SNACKING HELPS JET LAG
Could snacking help you beat jet lag? Choosing your meals more carefully could be key to avoiding post-long-haul flight drowsiness, Japanese research has suggested . It’s the perennial conundrum for long-haul travellers: how on earth do you fend off – or prevent – the drowsy aftermath of a flight to the other side of the world? Some people swear by taking valium on board the flight; others have even said that Viagra could work as a cure. Others have bought specialised lamps to reduce the impact of changing time zones. The privileged few can always curl up on a first-class bed.

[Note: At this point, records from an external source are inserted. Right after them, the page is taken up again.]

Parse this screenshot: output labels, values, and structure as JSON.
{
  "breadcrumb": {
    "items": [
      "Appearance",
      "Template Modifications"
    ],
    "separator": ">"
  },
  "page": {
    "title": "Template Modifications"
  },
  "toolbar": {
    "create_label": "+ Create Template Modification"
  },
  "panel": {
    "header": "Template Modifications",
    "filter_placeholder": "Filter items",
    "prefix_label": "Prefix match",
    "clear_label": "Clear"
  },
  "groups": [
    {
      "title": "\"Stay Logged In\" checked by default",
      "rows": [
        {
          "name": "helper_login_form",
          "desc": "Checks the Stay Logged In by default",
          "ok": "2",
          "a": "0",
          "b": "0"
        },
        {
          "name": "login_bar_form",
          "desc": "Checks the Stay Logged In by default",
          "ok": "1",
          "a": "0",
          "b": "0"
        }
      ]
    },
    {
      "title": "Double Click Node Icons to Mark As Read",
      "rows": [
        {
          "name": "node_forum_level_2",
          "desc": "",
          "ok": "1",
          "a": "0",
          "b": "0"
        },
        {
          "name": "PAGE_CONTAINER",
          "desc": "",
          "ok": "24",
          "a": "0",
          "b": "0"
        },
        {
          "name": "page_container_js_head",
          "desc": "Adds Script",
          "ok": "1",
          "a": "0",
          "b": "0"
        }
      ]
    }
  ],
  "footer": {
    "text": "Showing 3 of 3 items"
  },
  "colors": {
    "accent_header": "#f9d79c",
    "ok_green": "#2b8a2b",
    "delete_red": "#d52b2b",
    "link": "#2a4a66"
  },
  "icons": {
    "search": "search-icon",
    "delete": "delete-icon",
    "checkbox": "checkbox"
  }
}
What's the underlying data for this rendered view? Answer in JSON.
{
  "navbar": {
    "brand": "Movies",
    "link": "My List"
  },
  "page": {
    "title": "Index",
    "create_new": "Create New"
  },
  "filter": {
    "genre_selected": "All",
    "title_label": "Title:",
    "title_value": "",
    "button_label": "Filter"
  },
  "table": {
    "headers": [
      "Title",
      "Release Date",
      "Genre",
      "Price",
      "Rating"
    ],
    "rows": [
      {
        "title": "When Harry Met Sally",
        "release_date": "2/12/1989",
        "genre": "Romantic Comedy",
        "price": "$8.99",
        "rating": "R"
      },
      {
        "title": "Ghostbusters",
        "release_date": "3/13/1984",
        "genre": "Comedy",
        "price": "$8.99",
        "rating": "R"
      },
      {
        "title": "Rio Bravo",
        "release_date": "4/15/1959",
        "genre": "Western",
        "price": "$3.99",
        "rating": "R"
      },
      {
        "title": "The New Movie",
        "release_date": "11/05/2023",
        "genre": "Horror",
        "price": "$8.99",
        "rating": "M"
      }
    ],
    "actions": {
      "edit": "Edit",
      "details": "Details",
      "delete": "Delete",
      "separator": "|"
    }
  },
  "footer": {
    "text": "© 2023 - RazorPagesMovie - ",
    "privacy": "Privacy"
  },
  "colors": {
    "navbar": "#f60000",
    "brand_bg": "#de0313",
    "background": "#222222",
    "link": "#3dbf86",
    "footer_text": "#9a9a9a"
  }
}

And yes, there are of course apps that claim they can help flyers beat jet lag.
However, a new study suggests that our circadian clocks – which regulate hunger and tiredness according to the time of day – could be much more influenced by what we eat, reporters Discover Magazine. Managing our diet could adjust how we feel in different time zones more than previously thought – in particular the consumption of foods that release insulin. The research was carried out at Yamaguchi University in Japan. Its findings – based on the results of a study of the circadian cycle in mice liver cells – suggest that timing meals could be an effective way of minimising the sleepy feeling after disembarking your jumbo jet.
By choosing foods to influence insulin levels, passengers’ tiredness could be manipulated to fit in with the new time zone. Dr Makato Akashi who orchestrated the study said: "In short, insulin may help the stomach clock synchronise with mealtime." For example, eating foods that promote insulin secretion, such as a carbohydrate-rich pasta dish, might help our body clocks enter a sleep stage, while light, protein-rich snacks could help the body to stay awake. Not everyone is convinced, however. Clif Saper, a Harvard University neuroscientist agreed that insulin could have an influence on biological clocks, but questioned whether boosting insulin levels would help beat jet lag, The London Times reported.